injuries are estimated to cost European society some
8 billion a year. Yet, it should be possible, through adequate seat and
headrest design, to reduce the incidence, severity, and cost of such injuries.
It is important therefore to understand the biomechanical mechanisms of
neck injuries and to determine contributing factors. Vehicle safety standards
exist for frontal and lateral collisions, but not for rear-end collisions.
These are the reasons behind two parallel BRITE/EURAM
3 projects: WHIPLASH and Whiplash Prevention System.
third of all injury insurance claims are related to neck injuries, and
half of these are due to rear-end automobile collisions where the head
snaps violently backward and forward in a motion called 'whiplash'. This
can cause pain in the neck and shoulders, difficulty supporting the head,
numbness and tingling in the hands, blurred vision, altered balance, fainting
and more. The effects can be long lasting, and some whiplash victims never
twice as high for women as for men
research teams examined the mechanisms of neck injuries and the
factors that influence them in the WHIPLASH
project, co-ordinated by the TNO
Crash Safety Research Centre in the Netherlands. From a literature
search and crash tests, it appeared that headrests are usually not
properly adjusted and cannot be fitted properly for larger persons.
It also emerged that the risk of neck injury is twice as high for
women as for men.
situations must clearly be avoided:
Firstly, it must not be possible for the neck to extend
backwards over the headrest. This means the latter must be high
Secondly, there must be little or no horizontal gap between
the head and headrest, because a large gap favours head accelerations

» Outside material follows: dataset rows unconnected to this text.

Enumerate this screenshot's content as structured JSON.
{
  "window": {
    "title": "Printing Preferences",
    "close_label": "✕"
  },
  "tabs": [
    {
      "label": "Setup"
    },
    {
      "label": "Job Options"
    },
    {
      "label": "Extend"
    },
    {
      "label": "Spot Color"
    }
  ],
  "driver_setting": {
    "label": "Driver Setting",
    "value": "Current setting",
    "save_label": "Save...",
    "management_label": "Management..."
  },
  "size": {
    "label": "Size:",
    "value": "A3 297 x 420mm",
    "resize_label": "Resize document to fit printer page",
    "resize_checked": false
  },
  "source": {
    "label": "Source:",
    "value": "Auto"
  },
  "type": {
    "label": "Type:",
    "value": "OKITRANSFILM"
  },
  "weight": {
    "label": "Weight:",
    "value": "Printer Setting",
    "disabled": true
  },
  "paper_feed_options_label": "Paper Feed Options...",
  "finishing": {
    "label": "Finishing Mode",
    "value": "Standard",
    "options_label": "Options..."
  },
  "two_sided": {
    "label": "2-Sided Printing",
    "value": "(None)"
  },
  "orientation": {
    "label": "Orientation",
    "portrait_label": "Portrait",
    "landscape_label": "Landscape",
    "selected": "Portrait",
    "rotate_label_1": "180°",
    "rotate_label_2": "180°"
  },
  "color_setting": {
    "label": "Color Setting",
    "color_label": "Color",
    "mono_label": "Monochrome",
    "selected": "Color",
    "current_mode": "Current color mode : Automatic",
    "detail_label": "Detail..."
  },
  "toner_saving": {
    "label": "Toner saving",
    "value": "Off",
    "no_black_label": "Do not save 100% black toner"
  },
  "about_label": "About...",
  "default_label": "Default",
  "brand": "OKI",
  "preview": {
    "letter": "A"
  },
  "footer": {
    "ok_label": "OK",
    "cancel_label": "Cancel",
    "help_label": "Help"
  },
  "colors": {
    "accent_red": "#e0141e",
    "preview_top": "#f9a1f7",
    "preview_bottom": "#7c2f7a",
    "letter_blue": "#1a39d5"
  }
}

and neck strain, and causes the head to hit the headrest with
Thirdly, the elasticity of the headrest must be controlled
as it contributes to propelling the head forward.
there is the issue of the stiffness of the seat. In recent car models,
the seats are made stiff to prevent breaking on impact. This, however,
does not favour a good adjustment of the head and neck to the headrest
and seat. For lightweight occupants - and particularly women - it
would seem that seat-back stiffness should be slightly reduced to
give better protection against whiplash.
crash test dummy developed
addition to a wealth of knowledge on neck injury mechanisms and
the loads to be prevented in the event of a crash, WHIPLASH has
yielded numerical models to simulate crash effects on women. A new
crash-test dummy allows precise measurement of head accelerations,
neck loads and movements of the head with respect to the torso.
The dummy has been sold to several car manufacturers and research
project partners have also developed new crash-test procedures for
assessing the risk of neck injury. The International
Organisation for Standardisation (ISO) and the United Nation's
for Europe (ECE), are currently considering these procedures
for inclusion in standard vehicle safety tests.
design offers increased protection
is now up to the automobile industry to incorporate the findings
of the WHIPLASH project into car design. Here, public awareness
and consumer pressure are important. Once cars affording better
whiplash protection are on the market, it will take more time before
they become a substantial part of the car fleet. For this reason,
it was decided to launch a second project, Whiplash
Prevention System, co-ordinated by the Technical
University Graz in Austria.
The aim was to produce an improved, cost-effective head restraint
to be fitted into most current cars. The consortium for this project
included: a university research department; the company in charge
of patenting and marketing the new product; a manufacturer of car
hoods and covers; two manufacturers of special car seats; a maker
of car seat springs and parts; and an industrial design company.
project has yielded a headrest affording increased protection against
whiplash. Its design has been optimised though extensive testing.
It is larger than current models and adapts well to the head and
neck, so as to minimise the horizontal gap. It contains a newly
developed energy-absorbing material instead of foam, which is too
elastic. And it can fit onto many current seat models. A second
energy-absorbing material has been developed for seat backs.
crash tests, the new headrest was validated for over 40 different
seats and proved to reduce the risk of neck injury. Details of the
project and validation tests are available on four CDs, obtainable
The new product has now reached the market and the first 1,000-unit
series is already sold out.
patents in a competitive field
prevention is a very active field. Worldwide, at least 80 different
patent applications have been submitted in this area over the last
five years. The Whiplash Prevention System project has yielded three
patents, and knowledge generated within the WHIPLASH project has
led to five applications submitted by individual project partners.
safety is one of the problems tackled within the Land
transport and marine technologies key action. Research on
this topic was also conducted under FP4, with two successful projects
devoted to the prevention of neck injuries in rear-end traffic
- Reduction of neck injuries and their social costs in rear-end
collisions (BRPR 960221)
Prevention System : (BRST 975162)